## Exercise aim
Scan the records for the string "Maskapai". State how many lines contain it and add nothing.

## Provided data

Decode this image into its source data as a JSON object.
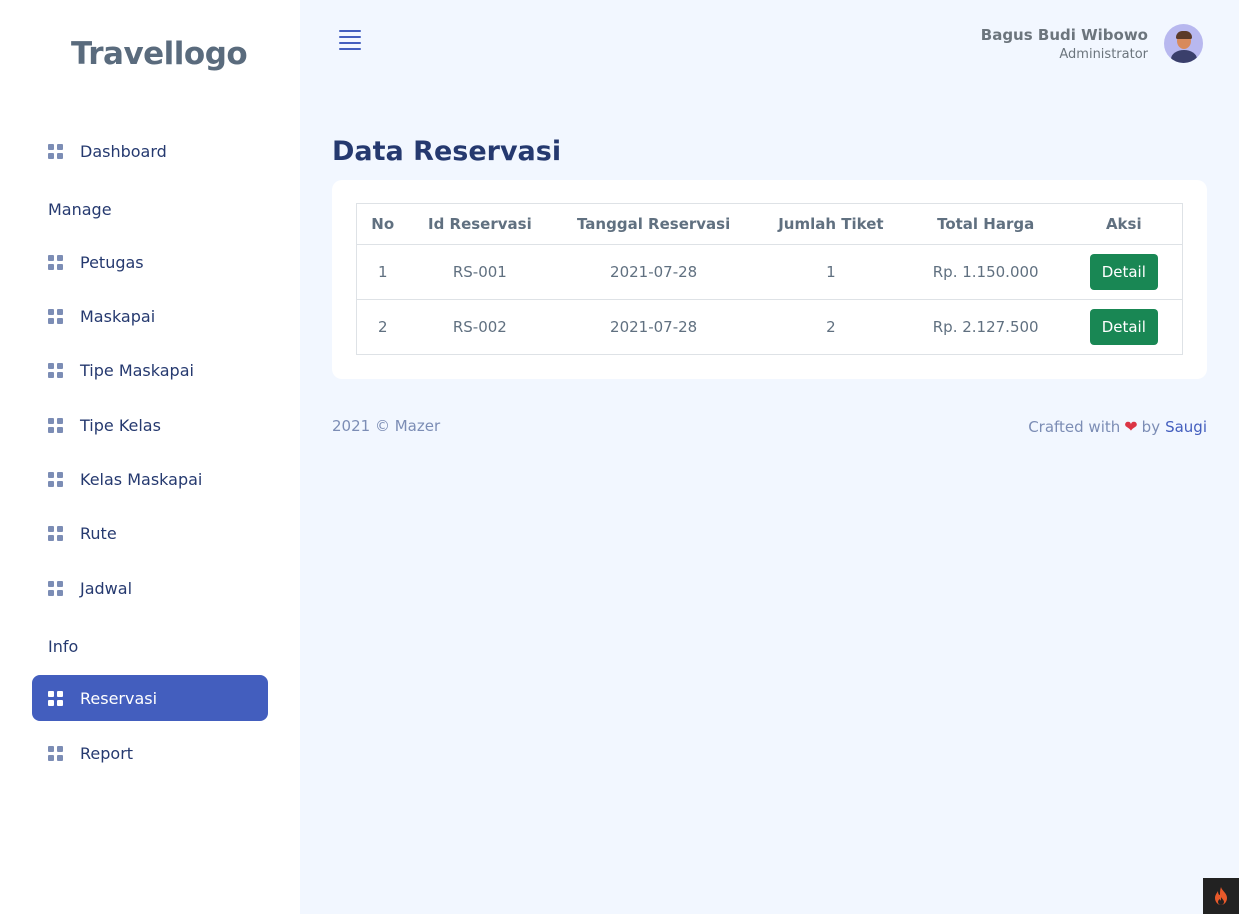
{
  "sidebar": {
    "logo": "Travellogo",
    "dashboard": "Dashboard",
    "manage_title": "Manage",
    "manage_items": [
      "Petugas",
      "Maskapai",
      "Tipe Maskapai",
      "Tipe Kelas",
      "Kelas Maskapai",
      "Rute",
      "Jadwal"
    ],
    "info_title": "Info",
    "info_items": [
      "Reservasi",
      "Report"
    ],
    "active_item": "Reservasi",
    "icon": "grid-icon"
  },
  "header": {
    "menu_icon": "hamburger-icon",
    "user_name": "Bagus Budi Wibowo",
    "user_role": "Administrator"
  },
  "main": {
    "title": "Data Reservasi",
    "columns": [
      "No",
      "Id Reservasi",
      "Tanggal Reservasi",
      "Jumlah Tiket",
      "Total Harga",
      "Aksi"
    ],
    "rows": [
      {
        "no": "1",
        "id": "RS-001",
        "tanggal": "2021-07-28",
        "jumlah": "1",
        "total": "Rp. 1.150.000",
        "action": "Detail"
      },
      {
        "no": "2",
        "id": "RS-002",
        "tanggal": "2021-07-28",
        "jumlah": "2",
        "total": "Rp. 2.127.500",
        "action": "Detail"
      }
    ]
  },
  "footer": {
    "left": "2021 © Mazer",
    "crafted": "Crafted with",
    "by": "by",
    "author": "Saugi"
  },
  "colors": {
    "primary": "#435ebe",
    "success": "#198754",
    "background": "#f2f7ff",
    "heart": "#dc3545"
  }
}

## Reply
3